So, unless Jen or Kaye have more questions, that's my wrap-up for Three Bookish Women. I'll let them wrap-up, too.
Congratulations, Jen! Well-deserved. You work really hard to have an original blog that celebrates mysteries. And, Kaye? Congratulations on your retirement that gives you more time to enjoy mysteries. Thanks for this great idea!
JEN: Thanks so much Lesa. I feel like a giddy school girl over this nomination. I'm trying to act all casual and mature, but really I jump up down and laugh at least a couple times a day still.
Lesa, you have a grand time hanging out in New York. And you might think it's a "librarian geeky thing" but I'm jealous of that tour you get to take. I, too, will be headed to BEA, but she and I will be kinda of crossing paths. Lesa will be there early and I'll be there later, as I've been invited to join a panel at the Book Bloggers Conference on the Friday after BEA. I'm looking forward to that as well as Printer's Row in Chicago the following weekend. Then I'm going to be in need of a hiatus. I think I've traveled more the first half of this year than in the last six years combined.
Bouchercon will be in September this year and will be held in St. Louis. I hope if folks are able to make it they'll do so. It's going to be an incredible celebration of mystery readers, writers, publishers, etc. Plus, I'll be interviewing Val McDermid, so come be my moral support as I interview a woman I greatly admire.
O.k., Kaye, I'll toss it back to you! This has been a real treat. Thanks for the super idea.
KAYE: Jen - HUGE Congratulations, Sweetie, on your Anthony nomination. It is well deserved and I am proud of you beyond words. Enjoy every second of all this - you earned the right to jump up and down and laugh. And if you didn't do that I'd have to give you a shake!
You guys have fun in New York and all your other travels.
I'm going to be missing all the mystery cons this year and using all our pennies for a very special vacation with Donald to celebrate our 25th wedding anniversary. But - I hope to be back on the trail next year and seeing both of you - Good Lord willing and the creek don't rise, as we say here in the south.
This has been a bunch of fun - thanks, gals, for taking time out of your busy schedules to have a little chat.
Kaye, Lesa and I hope you enjoyed our chat as much as we enjoyed chatting.

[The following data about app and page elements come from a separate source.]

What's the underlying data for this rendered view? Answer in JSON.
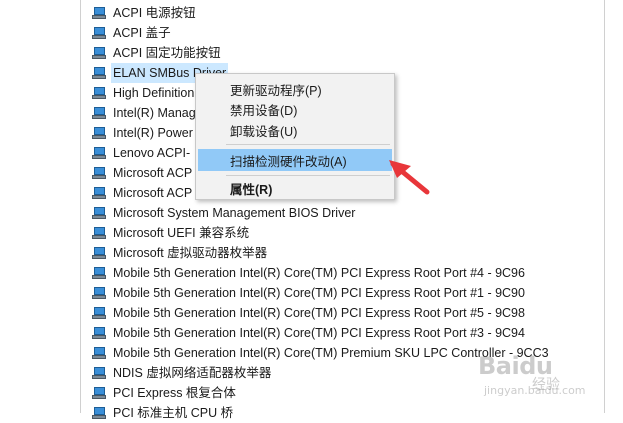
{
  "devices": [
    {
      "label": "ACPI 电源按钮",
      "icon": "device-icon"
    },
    {
      "label": "ACPI 盖子",
      "icon": "device-icon"
    },
    {
      "label": "ACPI 固定功能按钮",
      "icon": "device-icon"
    },
    {
      "label": "ELAN SMBus Driver",
      "icon": "device-icon",
      "selected": true
    },
    {
      "label": "High Definition",
      "icon": "device-icon"
    },
    {
      "label": "Intel(R) Manag",
      "icon": "device-icon"
    },
    {
      "label": "Intel(R) Power",
      "icon": "device-icon"
    },
    {
      "label": "Lenovo ACPI-",
      "icon": "device-icon"
    },
    {
      "label": "Microsoft ACP",
      "icon": "device-icon"
    },
    {
      "label": "Microsoft ACP",
      "icon": "device-icon"
    },
    {
      "label": "Microsoft System Management BIOS Driver",
      "icon": "device-icon"
    },
    {
      "label": "Microsoft UEFI 兼容系统",
      "icon": "device-icon"
    },
    {
      "label": "Microsoft 虚拟驱动器枚举器",
      "icon": "device-icon"
    },
    {
      "label": "Mobile 5th Generation Intel(R) Core(TM) PCI Express Root Port #4 - 9C96",
      "icon": "device-icon"
    },
    {
      "label": "Mobile 5th Generation Intel(R) Core(TM) PCI Express Root Port #1 - 9C90",
      "icon": "device-icon"
    },
    {
      "label": "Mobile 5th Generation Intel(R) Core(TM) PCI Express Root Port #5 - 9C98",
      "icon": "device-icon"
    },
    {
      "label": "Mobile 5th Generation Intel(R) Core(TM) PCI Express Root Port #3 - 9C94",
      "icon": "device-icon"
    },
    {
      "label": "Mobile 5th Generation Intel(R) Core(TM) Premium SKU LPC Controller - 9CC3",
      "icon": "device-icon"
    },
    {
      "label": "NDIS 虚拟网络适配器枚举器",
      "icon": "device-icon"
    },
    {
      "label": "PCI Express 根复合体",
      "icon": "device-icon"
    },
    {
      "label": "PCI 标准主机 CPU 桥",
      "icon": "device-icon"
    }
  ],
  "context_menu": {
    "items": [
      {
        "label": "更新驱动程序(P)"
      },
      {
        "label": "禁用设备(D)"
      },
      {
        "label": "卸载设备(U)"
      },
      {
        "label": "扫描检测硬件改动(A)",
        "highlighted": true
      },
      {
        "label": "属性(R)",
        "bold": true
      }
    ]
  },
  "annotation": {
    "icon": "red-arrow-icon",
    "color": "#e8363a"
  },
  "watermark": {
    "brand": "Baidu",
    "sub": "经验",
    "url": "jingyan.baidu.com"
  }
}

Remember, feel free to add your own responses to the comments. We'd love for you all to join in as well.